  • The overall response rate (ORR) was 31.5%, indicating the proportion of patients who achieved partial or complete response to the therapy.
  • Complete response (CR), defined as the total disappearance of all target lesions, was observed in 3 patients.
  • Partial response (PR), reflecting a significant reduction in tumor burden, was achieved by 20 patients, contributing to the overall beneficial response rate.
  • Progression-free survival (PFS) rates at six, nine, and twelve months demonstrated a significant percentage of patients experienced no disease progression or mortality. These findings indicate the therapy’s potential in delaying disease progression and extending survival in treated patients.

Lifileucel was found safe. However, the full treatment regimen did carry side effects, such as nausea, fatigue and risk of other illnesses, which were generally considered manageable and a reasonable tradeoff given the drug’s potential benefit for treating an otherwise deadly cancer.

Side effects specific to the drug included rapid heart rate, fluid build up, rash, hair loss and respiratory difficulties.

Looking Forward

A larger Phase 3 trial is currently underway to confirm lifileucel’s success in treating metastatic melanoma. If the trial has good results, it should lead to the drug’s full FDA approval.

As Dr. Amaria notes, TIL therapy is being looked at for treating other cancers as well. 

“The current Phase 3 doesn’t include any major tweaking of manufacturing to improve outcomes. However, there are a number of ongoing clinical trials looking to genetically manipulate TIL to hopefully make them more effective and to improve on safety,” he says.

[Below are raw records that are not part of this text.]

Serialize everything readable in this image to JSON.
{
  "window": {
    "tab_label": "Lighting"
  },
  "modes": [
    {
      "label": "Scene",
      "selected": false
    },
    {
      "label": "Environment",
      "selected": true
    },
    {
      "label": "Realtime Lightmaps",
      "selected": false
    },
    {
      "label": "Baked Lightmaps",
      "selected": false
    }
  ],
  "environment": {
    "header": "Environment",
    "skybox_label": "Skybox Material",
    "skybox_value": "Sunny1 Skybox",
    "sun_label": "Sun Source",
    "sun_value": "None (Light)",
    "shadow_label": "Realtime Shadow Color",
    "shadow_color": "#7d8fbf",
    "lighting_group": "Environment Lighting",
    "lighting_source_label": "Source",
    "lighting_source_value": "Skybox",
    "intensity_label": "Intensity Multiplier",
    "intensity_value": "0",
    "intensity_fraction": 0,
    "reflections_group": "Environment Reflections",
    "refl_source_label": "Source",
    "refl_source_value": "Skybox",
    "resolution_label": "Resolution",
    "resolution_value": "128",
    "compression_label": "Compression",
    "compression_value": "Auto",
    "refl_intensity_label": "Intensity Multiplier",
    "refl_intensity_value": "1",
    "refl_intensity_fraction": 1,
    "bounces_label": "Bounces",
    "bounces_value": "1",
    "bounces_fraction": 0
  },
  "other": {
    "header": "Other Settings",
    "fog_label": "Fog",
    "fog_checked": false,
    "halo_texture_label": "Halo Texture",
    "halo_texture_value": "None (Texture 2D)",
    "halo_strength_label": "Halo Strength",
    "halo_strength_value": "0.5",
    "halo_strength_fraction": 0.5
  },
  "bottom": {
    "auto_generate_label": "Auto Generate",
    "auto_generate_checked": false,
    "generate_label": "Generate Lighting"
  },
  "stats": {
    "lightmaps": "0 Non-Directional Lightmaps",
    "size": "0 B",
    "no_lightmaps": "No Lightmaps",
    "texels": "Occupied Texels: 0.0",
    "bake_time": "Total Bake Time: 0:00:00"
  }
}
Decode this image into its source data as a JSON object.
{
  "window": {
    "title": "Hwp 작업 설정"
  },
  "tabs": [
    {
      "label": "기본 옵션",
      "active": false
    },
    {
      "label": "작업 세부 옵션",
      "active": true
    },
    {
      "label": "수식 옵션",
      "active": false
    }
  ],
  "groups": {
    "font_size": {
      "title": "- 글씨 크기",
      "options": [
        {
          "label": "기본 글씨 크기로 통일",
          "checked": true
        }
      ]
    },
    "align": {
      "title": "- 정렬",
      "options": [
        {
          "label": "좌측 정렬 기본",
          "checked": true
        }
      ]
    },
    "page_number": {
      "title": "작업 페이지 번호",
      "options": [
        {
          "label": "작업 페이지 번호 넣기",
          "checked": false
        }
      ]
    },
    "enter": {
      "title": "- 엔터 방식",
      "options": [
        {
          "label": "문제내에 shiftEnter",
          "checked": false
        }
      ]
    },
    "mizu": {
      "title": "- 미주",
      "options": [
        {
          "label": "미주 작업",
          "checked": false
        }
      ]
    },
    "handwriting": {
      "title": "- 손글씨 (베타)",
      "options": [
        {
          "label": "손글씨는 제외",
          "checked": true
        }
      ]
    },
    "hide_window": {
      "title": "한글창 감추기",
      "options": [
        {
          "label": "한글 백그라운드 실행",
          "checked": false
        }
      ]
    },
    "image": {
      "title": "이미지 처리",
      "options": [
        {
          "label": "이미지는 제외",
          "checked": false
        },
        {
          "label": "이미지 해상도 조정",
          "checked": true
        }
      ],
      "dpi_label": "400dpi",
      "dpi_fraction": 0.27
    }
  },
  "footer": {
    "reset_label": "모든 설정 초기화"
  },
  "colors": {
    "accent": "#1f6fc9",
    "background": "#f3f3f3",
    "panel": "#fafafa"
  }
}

Of concern, one recent TIL trial looking at non-small cell lung cancer was stopped after a participant died. The trialists surmised that the death could have been related to chemotherapy or interleukin 2 versus the TIL.